If he'd lived to see it, he would have been proud. The waterway sparked a surge of prosperity in the region, not only from the salt trade, but also because it allowed farmers to ship their goods longer distances, and brought a manufacturing boom to Languedoc since it was easier to get raw materials. Its busiest year was 1856, when over one million passengers plied its waters.

The next year, however, saw the opening of the Sete-Bordeaux railway line, and the Canal immediately went into decline since railway was faster and cheaper. The Canal lay neglected for over a century until its revival as a tourist destination over the past few decades. That is thanks to several features of the Canal that make it especially enjoyable for pleasure cruisers. Remember those bridges I mentioned? Well, they help the Canal cross valleys and gulleys, making for a dramatic view as your cross them. There are also footpath bridges so walkers can crisscross the water every so often and take in the scenery on the other bank. The locks? At each one, you wait about half an hour while the commissioned lock-keeper adjusts the water levels for your craft. Tourists can have a chat over coffee, or a hike in the nearby countryside. And, like with any major artery, the route is well served by traditional inns and restaurants built to cater to travelers' needs. Then there are the beautiful old-growth trees that line the waterway. Originally intended to prevent evaporation, they are now a delightful source of shade, and perfect for whiling away an afternoon under, contemplating the history of the region.

Today, the Canal is a major tourist destination, and in addition to barge trips, travelers can rent their own houseboats to float down it over the course of several days (the speed limit is 6km per hour). Though you can also just rent a motor boat for the day for a little aqua-exploration.
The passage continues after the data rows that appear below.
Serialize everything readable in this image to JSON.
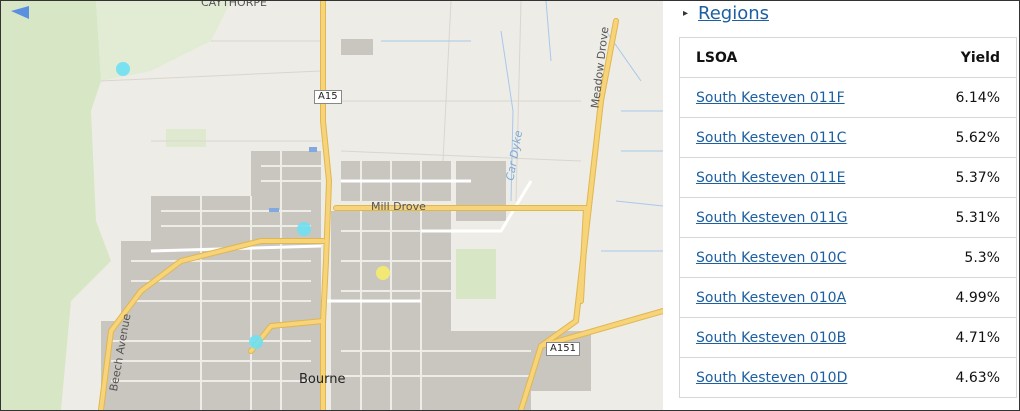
{
  "map": {
    "labels": {
      "caythorpe": "CAYTHORPE",
      "mill_drove": "Mill Drove",
      "meadow_drove": "Meadow Drove",
      "car_dyke": "Car Dyke",
      "beech_avenue": "Beech Avenue",
      "bourne": "Bourne",
      "a15": "A15",
      "a151": "A151"
    },
    "colors": {
      "background": "#eeece6",
      "road_major": "#f7d47a",
      "road_minor": "#ffffff",
      "water": "#a7c8ec",
      "green": "#d7e6c4",
      "building": "#c9c5bf",
      "marker_blue": "#6ee0f2",
      "marker_yellow": "#f5ec6a"
    }
  },
  "sidebar": {
    "regions_link": "Regions",
    "table": {
      "headers": {
        "lsoa": "LSOA",
        "yield": "Yield"
      },
      "rows": [
        {
          "name": "South Kesteven 011F",
          "yield": "6.14%"
        },
        {
          "name": "South Kesteven 011C",
          "yield": "5.62%"
        },
        {
          "name": "South Kesteven 011E",
          "yield": "5.37%"
        },
        {
          "name": "South Kesteven 011G",
          "yield": "5.31%"
        },
        {
          "name": "South Kesteven 010C",
          "yield": "5.3%"
        },
        {
          "name": "South Kesteven 010A",
          "yield": "4.99%"
        },
        {
          "name": "South Kesteven 010B",
          "yield": "4.71%"
        },
        {
          "name": "South Kesteven 010D",
          "yield": "4.63%"
        }
      ]
    }
  }
}
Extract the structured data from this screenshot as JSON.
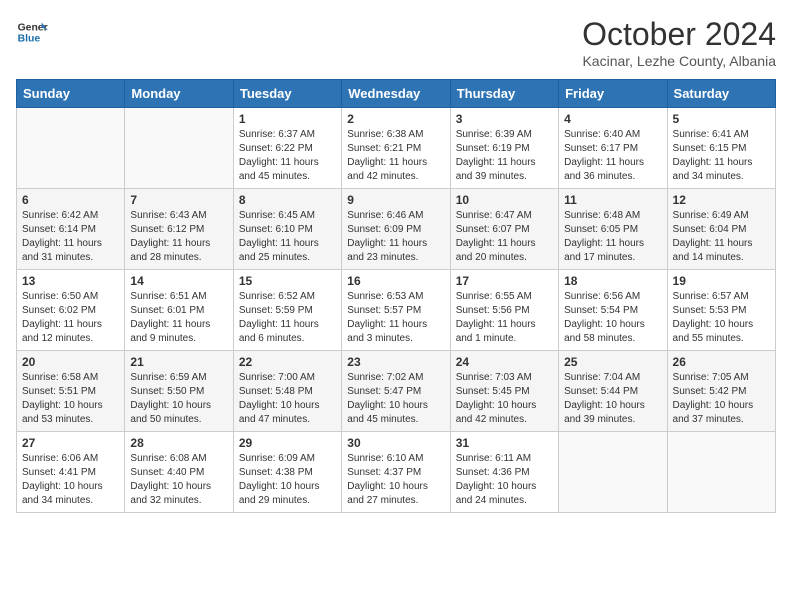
{
  "logo": {
    "line1": "General",
    "line2": "Blue"
  },
  "title": "October 2024",
  "location": "Kacinar, Lezhe County, Albania",
  "days_of_week": [
    "Sunday",
    "Monday",
    "Tuesday",
    "Wednesday",
    "Thursday",
    "Friday",
    "Saturday"
  ],
  "weeks": [
    [
      {
        "num": "",
        "sunrise": "",
        "sunset": "",
        "daylight": ""
      },
      {
        "num": "",
        "sunrise": "",
        "sunset": "",
        "daylight": ""
      },
      {
        "num": "1",
        "sunrise": "Sunrise: 6:37 AM",
        "sunset": "Sunset: 6:22 PM",
        "daylight": "Daylight: 11 hours and 45 minutes."
      },
      {
        "num": "2",
        "sunrise": "Sunrise: 6:38 AM",
        "sunset": "Sunset: 6:21 PM",
        "daylight": "Daylight: 11 hours and 42 minutes."
      },
      {
        "num": "3",
        "sunrise": "Sunrise: 6:39 AM",
        "sunset": "Sunset: 6:19 PM",
        "daylight": "Daylight: 11 hours and 39 minutes."
      },
      {
        "num": "4",
        "sunrise": "Sunrise: 6:40 AM",
        "sunset": "Sunset: 6:17 PM",
        "daylight": "Daylight: 11 hours and 36 minutes."
      },
      {
        "num": "5",
        "sunrise": "Sunrise: 6:41 AM",
        "sunset": "Sunset: 6:15 PM",
        "daylight": "Daylight: 11 hours and 34 minutes."
      }
    ],
    [
      {
        "num": "6",
        "sunrise": "Sunrise: 6:42 AM",
        "sunset": "Sunset: 6:14 PM",
        "daylight": "Daylight: 11 hours and 31 minutes."
      },
      {
        "num": "7",
        "sunrise": "Sunrise: 6:43 AM",
        "sunset": "Sunset: 6:12 PM",
        "daylight": "Daylight: 11 hours and 28 minutes."
      },
      {
        "num": "8",
        "sunrise": "Sunrise: 6:45 AM",
        "sunset": "Sunset: 6:10 PM",
        "daylight": "Daylight: 11 hours and 25 minutes."
      },
      {
        "num": "9",
        "sunrise": "Sunrise: 6:46 AM",
        "sunset": "Sunset: 6:09 PM",
        "daylight": "Daylight: 11 hours and 23 minutes."
      },
      {
        "num": "10",
        "sunrise": "Sunrise: 6:47 AM",
        "sunset": "Sunset: 6:07 PM",
        "daylight": "Daylight: 11 hours and 20 minutes."
      },
      {
        "num": "11",
        "sunrise": "Sunrise: 6:48 AM",
        "sunset": "Sunset: 6:05 PM",
        "daylight": "Daylight: 11 hours and 17 minutes."
      },
      {
        "num": "12",
        "sunrise": "Sunrise: 6:49 AM",
        "sunset": "Sunset: 6:04 PM",
        "daylight": "Daylight: 11 hours and 14 minutes."
      }
    ],
    [
      {
        "num": "13",
        "sunrise": "Sunrise: 6:50 AM",
        "sunset": "Sunset: 6:02 PM",
        "daylight": "Daylight: 11 hours and 12 minutes."
      },
      {
        "num": "14",
        "sunrise": "Sunrise: 6:51 AM",
        "sunset": "Sunset: 6:01 PM",
        "daylight": "Daylight: 11 hours and 9 minutes."
      },
      {
        "num": "15",
        "sunrise": "Sunrise: 6:52 AM",
        "sunset": "Sunset: 5:59 PM",
        "daylight": "Daylight: 11 hours and 6 minutes."
      },
      {
        "num": "16",
        "sunrise": "Sunrise: 6:53 AM",
        "sunset": "Sunset: 5:57 PM",
        "daylight": "Daylight: 11 hours and 3 minutes."
      },
      {
        "num": "17",
        "sunrise": "Sunrise: 6:55 AM",
        "sunset": "Sunset: 5:56 PM",
        "daylight": "Daylight: 11 hours and 1 minute."
      },
      {
        "num": "18",
        "sunrise": "Sunrise: 6:56 AM",
        "sunset": "Sunset: 5:54 PM",
        "daylight": "Daylight: 10 hours and 58 minutes."
      },
      {
        "num": "19",
        "sunrise": "Sunrise: 6:57 AM",
        "sunset": "Sunset: 5:53 PM",
        "daylight": "Daylight: 10 hours and 55 minutes."
      }
    ],
    [
      {
        "num": "20",
        "sunrise": "Sunrise: 6:58 AM",
        "sunset": "Sunset: 5:51 PM",
        "daylight": "Daylight: 10 hours and 53 minutes."
      },
      {
        "num": "21",
        "sunrise": "Sunrise: 6:59 AM",
        "sunset": "Sunset: 5:50 PM",
        "daylight": "Daylight: 10 hours and 50 minutes."
      },
      {
        "num": "22",
        "sunrise": "Sunrise: 7:00 AM",
        "sunset": "Sunset: 5:48 PM",
        "daylight": "Daylight: 10 hours and 47 minutes."
      },
      {
        "num": "23",
        "sunrise": "Sunrise: 7:02 AM",
        "sunset": "Sunset: 5:47 PM",
        "daylight": "Daylight: 10 hours and 45 minutes."
      },
      {
        "num": "24",
        "sunrise": "Sunrise: 7:03 AM",
        "sunset": "Sunset: 5:45 PM",
        "daylight": "Daylight: 10 hours and 42 minutes."
      },
      {
        "num": "25",
        "sunrise": "Sunrise: 7:04 AM",
        "sunset": "Sunset: 5:44 PM",
        "daylight": "Daylight: 10 hours and 39 minutes."
      },
      {
        "num": "26",
        "sunrise": "Sunrise: 7:05 AM",
        "sunset": "Sunset: 5:42 PM",
        "daylight": "Daylight: 10 hours and 37 minutes."
      }
    ],
    [
      {
        "num": "27",
        "sunrise": "Sunrise: 6:06 AM",
        "sunset": "Sunset: 4:41 PM",
        "daylight": "Daylight: 10 hours and 34 minutes."
      },
      {
        "num": "28",
        "sunrise": "Sunrise: 6:08 AM",
        "sunset": "Sunset: 4:40 PM",
        "daylight": "Daylight: 10 hours and 32 minutes."
      },
      {
        "num": "29",
        "sunrise": "Sunrise: 6:09 AM",
        "sunset": "Sunset: 4:38 PM",
        "daylight": "Daylight: 10 hours and 29 minutes."
      },
      {
        "num": "30",
        "sunrise": "Sunrise: 6:10 AM",
        "sunset": "Sunset: 4:37 PM",
        "daylight": "Daylight: 10 hours and 27 minutes."
      },
      {
        "num": "31",
        "sunrise": "Sunrise: 6:11 AM",
        "sunset": "Sunset: 4:36 PM",
        "daylight": "Daylight: 10 hours and 24 minutes."
      },
      {
        "num": "",
        "sunrise": "",
        "sunset": "",
        "daylight": ""
      },
      {
        "num": "",
        "sunrise": "",
        "sunset": "",
        "daylight": ""
      }
    ]
  ]
}
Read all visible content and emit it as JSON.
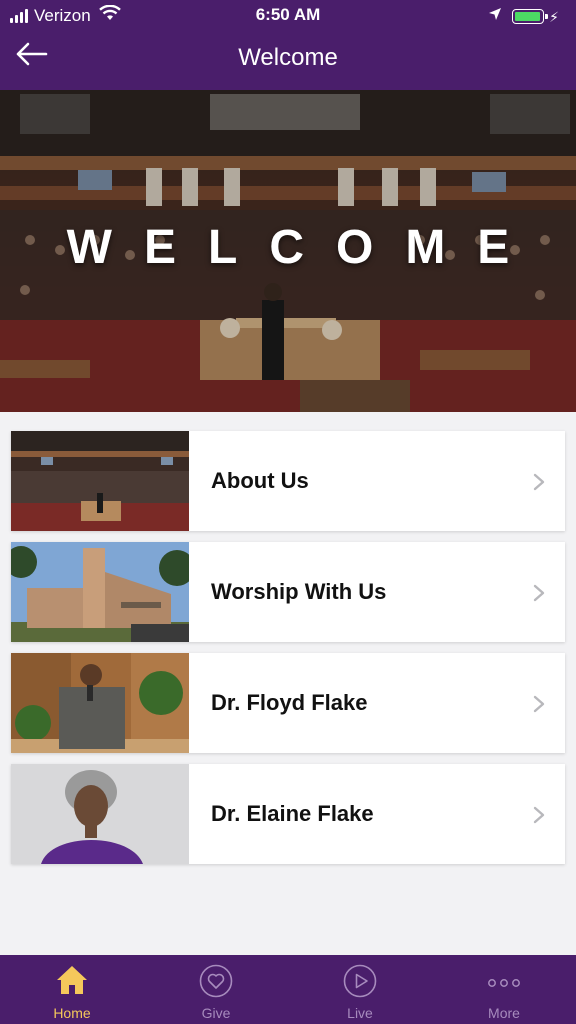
{
  "status_bar": {
    "carrier": "Verizon",
    "time": "6:50 AM",
    "battery_color": "#4cd964"
  },
  "nav": {
    "title": "Welcome",
    "back_icon": "arrow-left-icon"
  },
  "hero": {
    "text": "WELCOME"
  },
  "menu": [
    {
      "label": "About Us",
      "icon": "chevron-right-icon"
    },
    {
      "label": "Worship With Us",
      "icon": "chevron-right-icon"
    },
    {
      "label": "Dr. Floyd Flake",
      "icon": "chevron-right-icon"
    },
    {
      "label": "Dr. Elaine Flake",
      "icon": "chevron-right-icon"
    }
  ],
  "tabs": [
    {
      "label": "Home",
      "icon": "home-icon",
      "active": true
    },
    {
      "label": "Give",
      "icon": "heart-icon",
      "active": false
    },
    {
      "label": "Live",
      "icon": "play-icon",
      "active": false
    },
    {
      "label": "More",
      "icon": "more-icon",
      "active": false
    }
  ],
  "colors": {
    "brand_purple": "#4a1e6b",
    "active_tab": "#f5c85b",
    "inactive_tab": "#a78bbd"
  }
}
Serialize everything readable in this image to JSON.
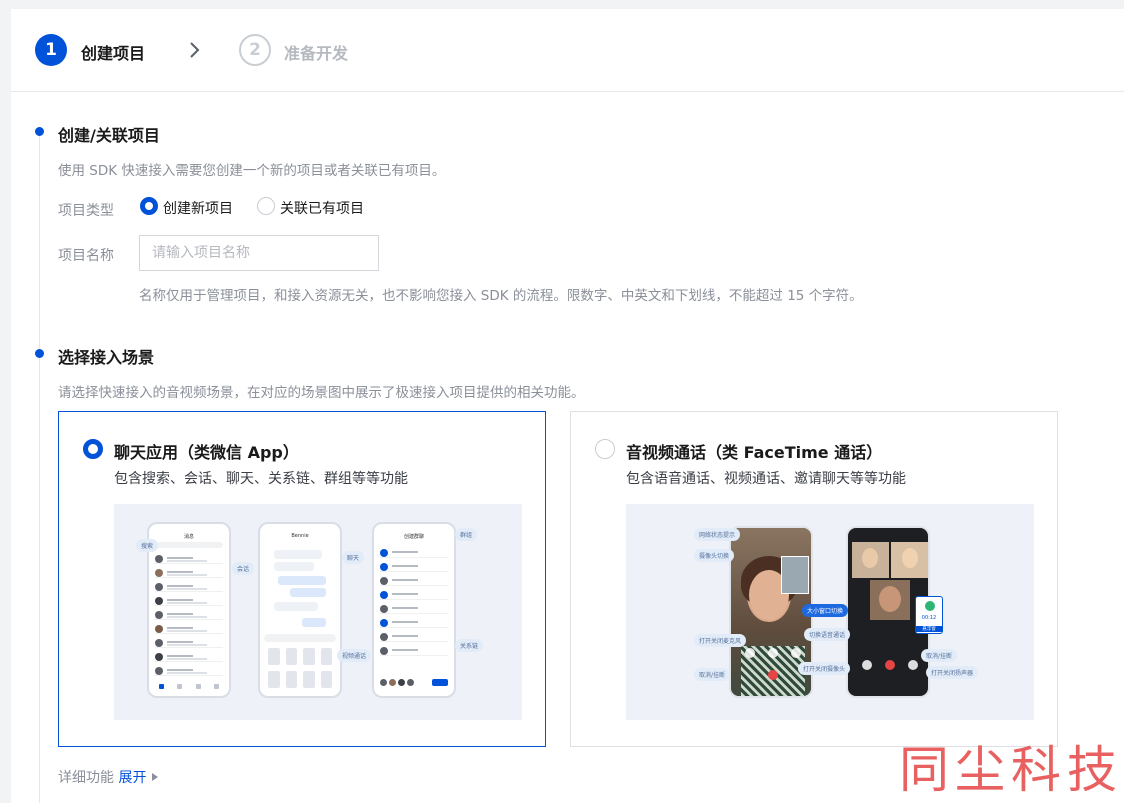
{
  "steps": [
    {
      "number": "1",
      "label": "创建项目"
    },
    {
      "number": "2",
      "label": "准备开发"
    }
  ],
  "create_section": {
    "title": "创建/关联项目",
    "desc": "使用 SDK 快速接入需要您创建一个新的项目或者关联已有项目。",
    "type_label": "项目类型",
    "type_options": [
      "创建新项目",
      "关联已有项目"
    ],
    "name_label": "项目名称",
    "name_placeholder": "请输入项目名称",
    "name_value": "",
    "hint": "名称仅用于管理项目，和接入资源无关，也不影响您接入 SDK 的流程。限数字、中英文和下划线，不能超过 15 个字符。"
  },
  "scene_section": {
    "title": "选择接入场景",
    "desc": "请选择快速接入的音视频场景，在对应的场景图中展示了极速接入项目提供的相关功能。",
    "cards": [
      {
        "title": "聊天应用（类微信 App）",
        "desc": "包含搜索、会话、聊天、关系链、群组等等功能",
        "tags": [
          "搜索",
          "会话",
          "聊天",
          "群组",
          "关系链",
          "视频通话"
        ],
        "phone_titles": [
          "消息",
          "Bennie",
          "创建群聊"
        ]
      },
      {
        "title": "音视频通话（类 FaceTime 通话）",
        "desc": "包含语音通话、视频通话、邀请聊天等等功能",
        "tags": [
          "网络状态提示",
          "摄像头切换",
          "大小窗口切换",
          "切换语音通话",
          "打开关闭麦克风",
          "打开关闭摄像头",
          "取消/挂断",
          "取消/挂断",
          "打开关闭扬声器"
        ],
        "call_timer": "00:12",
        "call_label": "悬浮窗"
      }
    ]
  },
  "details": {
    "label": "详细功能",
    "link": "展开"
  },
  "watermark": "同尘科技",
  "colors": {
    "primary": "#0052d9",
    "muted": "#8a8f99",
    "border": "#dcdfe4"
  }
}
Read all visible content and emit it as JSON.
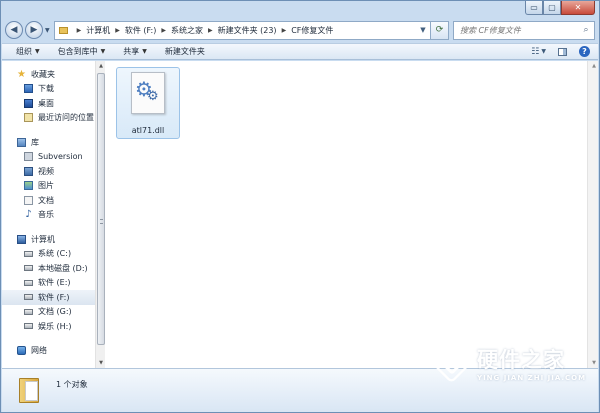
{
  "window": {
    "caption": {
      "minimize_glyph": "▭",
      "maximize_glyph": "▢",
      "close_glyph": "✕"
    }
  },
  "address_bar": {
    "back_glyph": "◀",
    "forward_glyph": "▶",
    "history_glyph": "▼",
    "breadcrumbs": [
      "计算机",
      "软件 (F:)",
      "系统之家",
      "新建文件夹 (23)",
      "CF修复文件"
    ],
    "separator_glyph": "▶",
    "dropdown_glyph": "▼",
    "refresh_glyph": "⟳",
    "search_placeholder": "搜索 CF修复文件",
    "search_glyph": "⌕"
  },
  "toolbar": {
    "organize_label": "组织",
    "include_label": "包含到库中",
    "share_label": "共享",
    "new_folder_label": "新建文件夹",
    "dropdown_glyph": "▼",
    "view_glyph": "☷",
    "help_glyph": "?"
  },
  "nav_pane": {
    "favorites": {
      "label": "收藏夹",
      "items": [
        "下载",
        "桌面",
        "最近访问的位置"
      ]
    },
    "libraries": {
      "label": "库",
      "items": [
        "Subversion",
        "视频",
        "图片",
        "文档",
        "音乐"
      ]
    },
    "computer": {
      "label": "计算机",
      "items": [
        "系统 (C:)",
        "本地磁盘 (D:)",
        "软件 (E:)",
        "软件 (F:)",
        "文档 (G:)",
        "娱乐 (H:)"
      ],
      "selected_index": 3
    },
    "network": {
      "label": "网络"
    },
    "star_glyph": "★",
    "music_glyph": "♪"
  },
  "files": [
    {
      "name": "atl71.dll",
      "icon": "dll-file-icon",
      "gear_glyph": "⚙"
    }
  ],
  "scrollbar": {
    "up_glyph": "▲",
    "down_glyph": "▼"
  },
  "details_pane": {
    "text": "1 个对象"
  },
  "watermark": {
    "cn": "硬件之家",
    "en": "YING JIAN ZHI JIA.COM"
  }
}
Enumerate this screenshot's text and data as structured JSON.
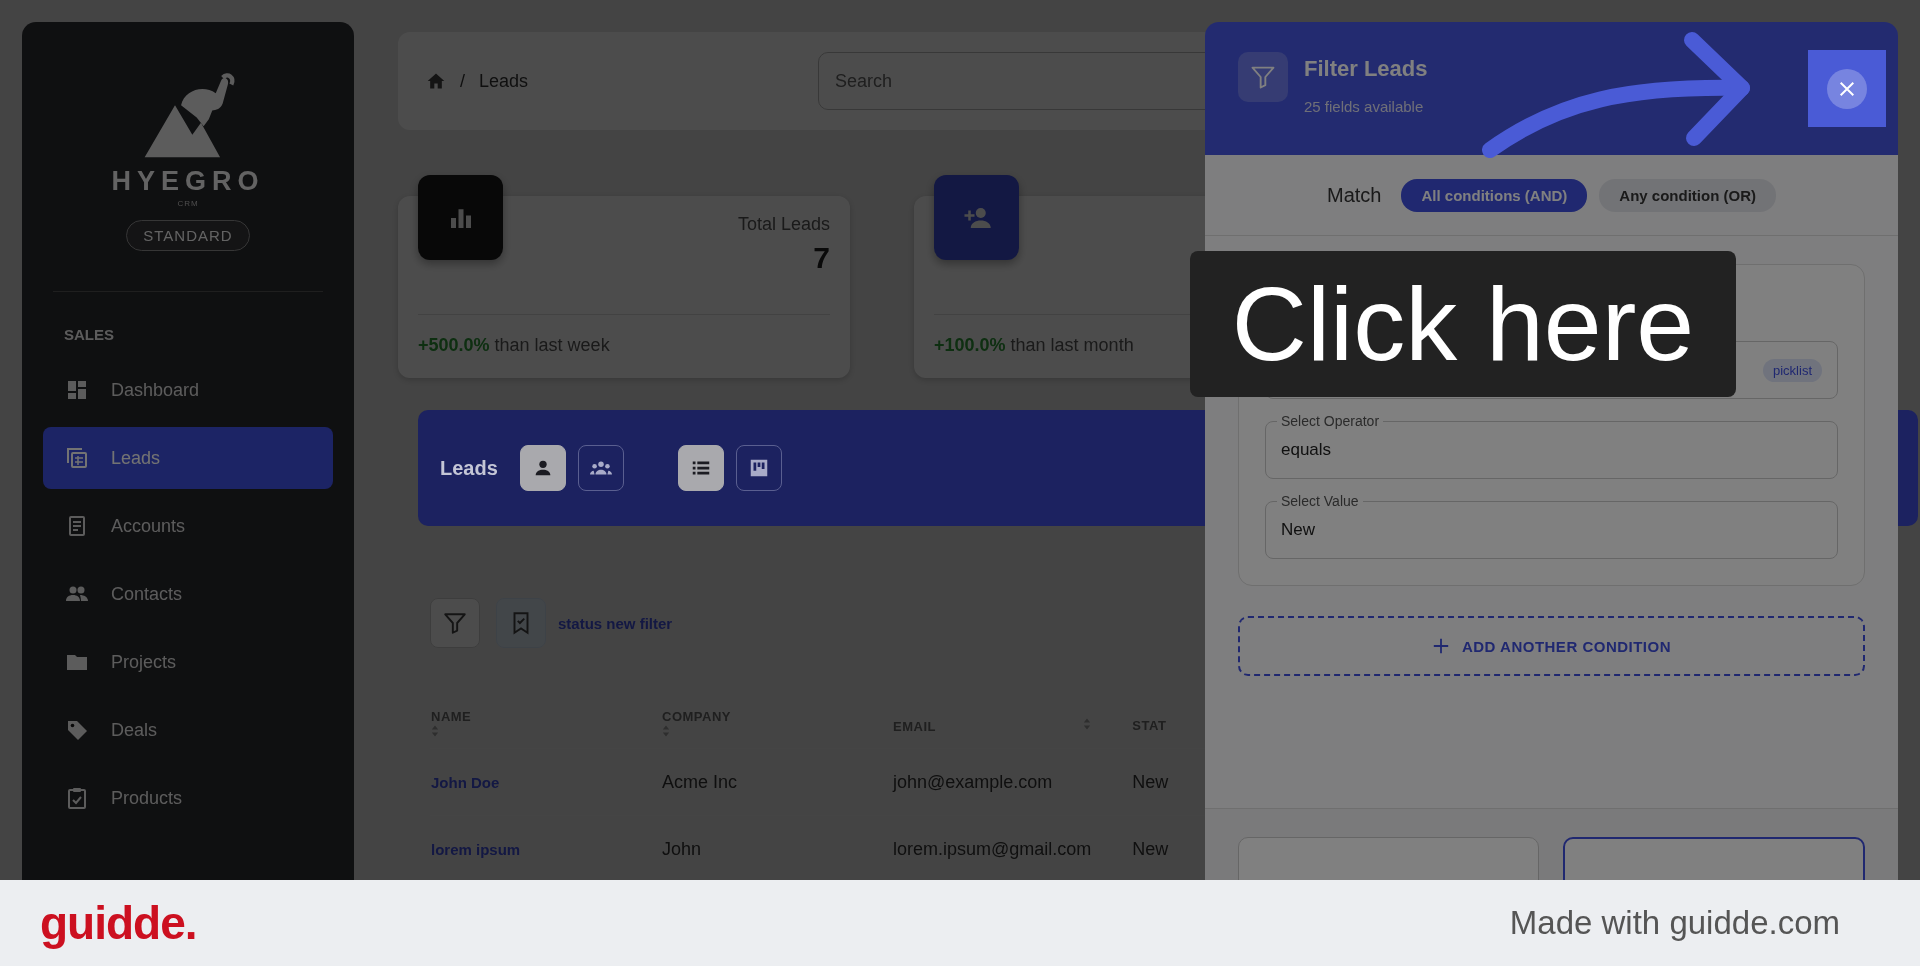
{
  "sidebar": {
    "brand": "HYEGRO",
    "brand_sub": "CRM",
    "plan": "STANDARD",
    "section": "SALES",
    "items": [
      {
        "label": "Dashboard",
        "selected": false
      },
      {
        "label": "Leads",
        "selected": true
      },
      {
        "label": "Accounts",
        "selected": false
      },
      {
        "label": "Contacts",
        "selected": false
      },
      {
        "label": "Projects",
        "selected": false
      },
      {
        "label": "Deals",
        "selected": false
      },
      {
        "label": "Products",
        "selected": false
      }
    ]
  },
  "breadcrumb": {
    "separator": "/",
    "current": "Leads"
  },
  "search": {
    "placeholder": "Search"
  },
  "stats": [
    {
      "label": "Total Leads",
      "value": "7",
      "change": "+500.0%",
      "period": "than last week"
    },
    {
      "change": "+100.0%",
      "period": "than last month"
    }
  ],
  "leads_bar": {
    "title": "Leads",
    "view_toggles": [
      {
        "selected": true
      },
      {
        "selected": false
      }
    ],
    "layout_toggles": [
      {
        "selected": true
      },
      {
        "selected": false
      }
    ]
  },
  "saved_filter": "status new filter",
  "table": {
    "columns": [
      "NAME",
      "COMPANY",
      "EMAIL",
      "STAT"
    ],
    "rows": [
      [
        "John Doe",
        "Acme Inc",
        "john@example.com",
        "New"
      ],
      [
        "lorem ipsum",
        "John",
        "lorem.ipsum@gmail.com",
        "New"
      ]
    ]
  },
  "filter_panel": {
    "title": "Filter Leads",
    "subtitle": "25 fields available",
    "match_label": "Match",
    "match_options": [
      {
        "label": "All conditions (AND)",
        "selected": true
      },
      {
        "label": "Any condition (OR)",
        "selected": false
      }
    ],
    "condition": {
      "field_type": "picklist",
      "operator_label": "Select Operator",
      "operator": "equals",
      "value_label": "Select Value",
      "value": "New"
    },
    "add_button": "ADD ANOTHER CONDITION"
  },
  "callout": "Click here",
  "footer": {
    "logo": "guidde.",
    "credit": "Made with guidde.com"
  }
}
The Canal is navigable from March to November, and there is no charge for passage other than what you pay for the boat rental.

For all these reasons, the Canal was designated as a UNESCO World Heritage Site in 1996, and conservation has only increased since then, with bike and footpaths running alongside the water for most stretches.

Sure, it might not have all the scenery of the Rhine or the Danube, but the Canal du Midi is a fantastic destination for a placid waterside vacation, and is a testament to the historical resolve and technological prowess of the French.